John Isner struggled for nearly three hours as he held off good friend and doubles partner James Blake 7-6 (10/8), 6-7 (3/7), 7-5 on Wednesday to reach the quarterfinals of the ATP Atlanta Championships.
Isner piled on 30 aces in his battle, which looked to be shaping up as a straight-sets stroll when he led by a set and 4-1.
Blake, however, had other ideas and made his Florida neighbor fight for the win.
Isner, the third seed who finished runner-up here last year to Mardy Fish, finally secured victory after a break in the penultimate game of the third set, holding his own serve to finish it out.
"There are no secrets when James and I play," Isner said. "I drive my golf cart to his house pretty much every day. We practise with each other all the time so I know him well.
"It came down to a few points here and there."
Isner will face off on Friday against Taiwan's Lu Yen-hsun, who rallied to beat Bosnian-born Australian Marinko Matosevic 3-6, 6-1, 6-2.
South African second seed Kevin Anderson continued the best season of his career, downing Michael Russell 6-1, 7-5.
He will play Friday against Gilles Muller of Luxembourg, who notched 15 aces in a 7-6 (8/6), 2-6, 6-2 victory over Robby Ginepri, who is trying to come back from the broken elbow he suffered in a mountain bike crash last year.
Anderson, 25 and ranked ranked 34th in the world, won a title on home turf in Johannesburg this season. Against Russell he needed less than 90 minutes to book his sixth quarter-final of 2011.
"This season is the result of a lot of hard work," said Anderson, who has climbed some 100 spots in the world rankings in the last 18 months and captured his first career title.
"I'm clearer on how I want to be playing.
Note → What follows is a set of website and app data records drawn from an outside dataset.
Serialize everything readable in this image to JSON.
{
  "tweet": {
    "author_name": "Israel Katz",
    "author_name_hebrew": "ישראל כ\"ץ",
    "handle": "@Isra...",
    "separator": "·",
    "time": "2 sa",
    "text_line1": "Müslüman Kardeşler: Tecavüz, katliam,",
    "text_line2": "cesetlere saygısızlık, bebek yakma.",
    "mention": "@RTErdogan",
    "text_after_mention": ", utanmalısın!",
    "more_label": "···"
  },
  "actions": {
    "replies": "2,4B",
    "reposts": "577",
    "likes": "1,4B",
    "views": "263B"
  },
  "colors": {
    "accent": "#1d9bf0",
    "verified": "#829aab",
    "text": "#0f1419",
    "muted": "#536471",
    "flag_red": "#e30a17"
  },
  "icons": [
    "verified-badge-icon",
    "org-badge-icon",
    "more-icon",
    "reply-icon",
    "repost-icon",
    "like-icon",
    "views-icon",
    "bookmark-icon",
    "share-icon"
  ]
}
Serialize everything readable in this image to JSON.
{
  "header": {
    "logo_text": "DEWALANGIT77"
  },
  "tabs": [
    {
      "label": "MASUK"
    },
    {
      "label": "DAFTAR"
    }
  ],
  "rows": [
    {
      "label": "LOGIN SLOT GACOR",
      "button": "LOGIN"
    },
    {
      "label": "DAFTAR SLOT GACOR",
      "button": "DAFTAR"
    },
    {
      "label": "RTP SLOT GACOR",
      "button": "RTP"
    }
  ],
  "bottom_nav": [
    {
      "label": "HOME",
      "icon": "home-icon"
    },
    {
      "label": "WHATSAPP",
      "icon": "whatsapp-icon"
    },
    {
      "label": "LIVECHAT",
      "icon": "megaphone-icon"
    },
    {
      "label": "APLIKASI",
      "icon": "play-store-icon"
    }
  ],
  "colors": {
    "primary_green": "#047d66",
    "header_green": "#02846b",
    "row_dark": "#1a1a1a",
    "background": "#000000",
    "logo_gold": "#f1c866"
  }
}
I've learned a lot playing higher-ranked opponents.
"I now have more belief no matter who is on the other side of the net. I'm working on movement, coming to the net more and trying to dictate. I want to do everything possible to allow myself to play my best tennis."
Anderson's big serve produced 10 aces as he broke Russell four times while dropping his own serve once.
The steamy summer conditions did not make life any easier for Anderson.
But the weather was cool compared to the scorching temperatures of last years's inaugural edition.
"It was definitely more comfortable today than last year. But the heat is still there and you have to manage yourself."